WHAT YOU SHOULD DO.
Copy, from the data below, every line that has "date" in it.

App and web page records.
┌──
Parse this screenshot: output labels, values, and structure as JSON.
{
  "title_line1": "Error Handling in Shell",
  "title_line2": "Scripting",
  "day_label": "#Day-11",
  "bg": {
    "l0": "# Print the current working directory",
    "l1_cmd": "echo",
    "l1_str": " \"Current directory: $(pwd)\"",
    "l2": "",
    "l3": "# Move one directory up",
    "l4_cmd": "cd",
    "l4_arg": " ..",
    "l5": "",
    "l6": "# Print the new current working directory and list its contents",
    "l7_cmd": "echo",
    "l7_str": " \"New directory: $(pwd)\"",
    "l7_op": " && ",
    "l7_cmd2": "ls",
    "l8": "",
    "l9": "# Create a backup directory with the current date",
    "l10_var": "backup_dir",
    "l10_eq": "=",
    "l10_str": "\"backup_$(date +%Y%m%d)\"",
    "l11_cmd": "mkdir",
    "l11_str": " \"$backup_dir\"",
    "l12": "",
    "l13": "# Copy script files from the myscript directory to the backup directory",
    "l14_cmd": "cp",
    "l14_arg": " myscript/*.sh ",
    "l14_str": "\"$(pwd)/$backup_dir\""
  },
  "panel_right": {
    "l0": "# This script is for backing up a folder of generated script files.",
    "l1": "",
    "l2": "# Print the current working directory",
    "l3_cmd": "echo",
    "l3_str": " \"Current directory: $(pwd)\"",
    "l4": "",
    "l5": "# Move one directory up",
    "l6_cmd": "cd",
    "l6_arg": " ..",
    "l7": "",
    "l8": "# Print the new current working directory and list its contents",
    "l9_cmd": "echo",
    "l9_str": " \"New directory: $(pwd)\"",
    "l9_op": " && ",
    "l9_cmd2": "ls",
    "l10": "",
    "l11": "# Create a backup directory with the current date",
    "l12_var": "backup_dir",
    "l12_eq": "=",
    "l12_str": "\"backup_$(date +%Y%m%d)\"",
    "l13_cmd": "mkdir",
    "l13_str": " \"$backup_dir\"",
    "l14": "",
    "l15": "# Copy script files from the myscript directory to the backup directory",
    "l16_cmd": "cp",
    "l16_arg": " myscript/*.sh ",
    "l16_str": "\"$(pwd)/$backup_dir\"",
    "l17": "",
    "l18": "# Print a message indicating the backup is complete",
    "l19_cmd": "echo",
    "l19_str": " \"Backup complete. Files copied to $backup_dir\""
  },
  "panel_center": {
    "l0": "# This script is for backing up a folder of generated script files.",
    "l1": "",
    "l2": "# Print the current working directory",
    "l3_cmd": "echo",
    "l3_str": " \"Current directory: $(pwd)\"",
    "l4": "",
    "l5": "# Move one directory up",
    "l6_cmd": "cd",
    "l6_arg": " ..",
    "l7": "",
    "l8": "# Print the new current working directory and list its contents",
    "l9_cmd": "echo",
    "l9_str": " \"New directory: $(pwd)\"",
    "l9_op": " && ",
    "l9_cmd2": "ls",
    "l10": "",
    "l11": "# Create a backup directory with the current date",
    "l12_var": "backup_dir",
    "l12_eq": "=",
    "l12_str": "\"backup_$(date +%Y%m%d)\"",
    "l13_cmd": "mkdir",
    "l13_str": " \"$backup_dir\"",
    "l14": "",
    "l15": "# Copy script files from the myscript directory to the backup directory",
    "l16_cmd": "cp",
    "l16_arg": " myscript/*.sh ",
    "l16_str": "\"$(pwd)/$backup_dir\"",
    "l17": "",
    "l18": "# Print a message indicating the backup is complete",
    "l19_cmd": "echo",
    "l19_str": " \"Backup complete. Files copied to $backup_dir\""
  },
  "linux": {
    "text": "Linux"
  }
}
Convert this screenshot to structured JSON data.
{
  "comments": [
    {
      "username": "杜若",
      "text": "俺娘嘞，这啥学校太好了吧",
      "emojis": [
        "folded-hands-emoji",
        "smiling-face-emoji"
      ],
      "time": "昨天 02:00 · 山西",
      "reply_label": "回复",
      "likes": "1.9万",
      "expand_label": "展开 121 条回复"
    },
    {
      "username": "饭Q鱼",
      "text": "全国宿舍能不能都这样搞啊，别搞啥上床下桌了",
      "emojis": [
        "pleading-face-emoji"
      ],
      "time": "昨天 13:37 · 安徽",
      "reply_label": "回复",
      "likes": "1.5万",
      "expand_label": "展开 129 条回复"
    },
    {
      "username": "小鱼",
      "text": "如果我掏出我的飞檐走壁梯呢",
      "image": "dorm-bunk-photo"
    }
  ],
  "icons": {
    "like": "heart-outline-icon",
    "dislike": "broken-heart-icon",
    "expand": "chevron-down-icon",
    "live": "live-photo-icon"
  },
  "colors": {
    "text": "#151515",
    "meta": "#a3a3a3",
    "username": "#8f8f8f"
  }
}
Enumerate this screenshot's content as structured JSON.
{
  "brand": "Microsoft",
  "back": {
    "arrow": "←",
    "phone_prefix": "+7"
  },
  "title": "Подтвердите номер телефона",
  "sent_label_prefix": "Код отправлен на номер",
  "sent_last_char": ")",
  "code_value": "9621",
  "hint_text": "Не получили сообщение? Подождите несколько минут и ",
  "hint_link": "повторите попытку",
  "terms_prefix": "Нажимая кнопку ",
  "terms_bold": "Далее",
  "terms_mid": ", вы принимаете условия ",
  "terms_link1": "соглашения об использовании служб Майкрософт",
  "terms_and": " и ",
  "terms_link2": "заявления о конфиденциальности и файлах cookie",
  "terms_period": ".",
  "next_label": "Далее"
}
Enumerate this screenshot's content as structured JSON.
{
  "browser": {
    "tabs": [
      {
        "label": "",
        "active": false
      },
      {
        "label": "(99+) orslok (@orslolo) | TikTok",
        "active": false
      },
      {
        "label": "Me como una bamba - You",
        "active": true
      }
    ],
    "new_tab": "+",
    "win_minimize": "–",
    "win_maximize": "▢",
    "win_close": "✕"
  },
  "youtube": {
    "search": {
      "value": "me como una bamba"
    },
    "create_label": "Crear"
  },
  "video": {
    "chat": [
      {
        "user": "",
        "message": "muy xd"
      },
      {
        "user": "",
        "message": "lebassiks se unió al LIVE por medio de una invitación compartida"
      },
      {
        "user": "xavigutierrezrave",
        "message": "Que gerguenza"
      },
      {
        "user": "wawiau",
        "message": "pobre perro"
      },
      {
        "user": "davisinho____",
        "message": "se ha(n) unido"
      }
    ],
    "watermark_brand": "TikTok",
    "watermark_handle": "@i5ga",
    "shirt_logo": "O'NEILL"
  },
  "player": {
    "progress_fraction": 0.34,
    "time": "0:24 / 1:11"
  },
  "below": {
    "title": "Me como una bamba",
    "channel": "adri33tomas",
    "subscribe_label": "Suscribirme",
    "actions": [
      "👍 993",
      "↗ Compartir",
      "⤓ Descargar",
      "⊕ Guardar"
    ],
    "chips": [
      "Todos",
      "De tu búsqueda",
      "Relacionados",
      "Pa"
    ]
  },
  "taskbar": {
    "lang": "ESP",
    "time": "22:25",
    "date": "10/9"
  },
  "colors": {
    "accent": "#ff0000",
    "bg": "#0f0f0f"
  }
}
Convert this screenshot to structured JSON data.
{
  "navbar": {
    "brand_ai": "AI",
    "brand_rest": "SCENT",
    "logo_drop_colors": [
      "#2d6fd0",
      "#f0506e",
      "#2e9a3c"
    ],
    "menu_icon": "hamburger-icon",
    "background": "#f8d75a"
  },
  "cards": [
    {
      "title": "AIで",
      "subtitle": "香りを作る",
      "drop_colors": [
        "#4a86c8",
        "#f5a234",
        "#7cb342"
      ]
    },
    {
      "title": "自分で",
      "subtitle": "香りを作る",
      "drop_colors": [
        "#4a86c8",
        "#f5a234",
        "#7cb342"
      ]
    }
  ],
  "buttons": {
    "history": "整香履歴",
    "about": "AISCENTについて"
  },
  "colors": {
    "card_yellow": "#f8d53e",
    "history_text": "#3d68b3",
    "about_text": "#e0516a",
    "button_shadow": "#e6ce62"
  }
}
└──
OUTPUT OF THE EXERCISE.
    "l9": "# Create a backup directory with the current date",
    "l10_str": "\"backup_$(date +%Y%m%d)\"",
    "l11": "# Create a backup directory with the current date",
    "l12_str": "\"backup_$(date +%Y%m%d)\"",
    "l11": "# Create a backup directory with the current date",
    "l12_str": "\"backup_$(date +%Y%m%d)\"",
    "date": "10/9"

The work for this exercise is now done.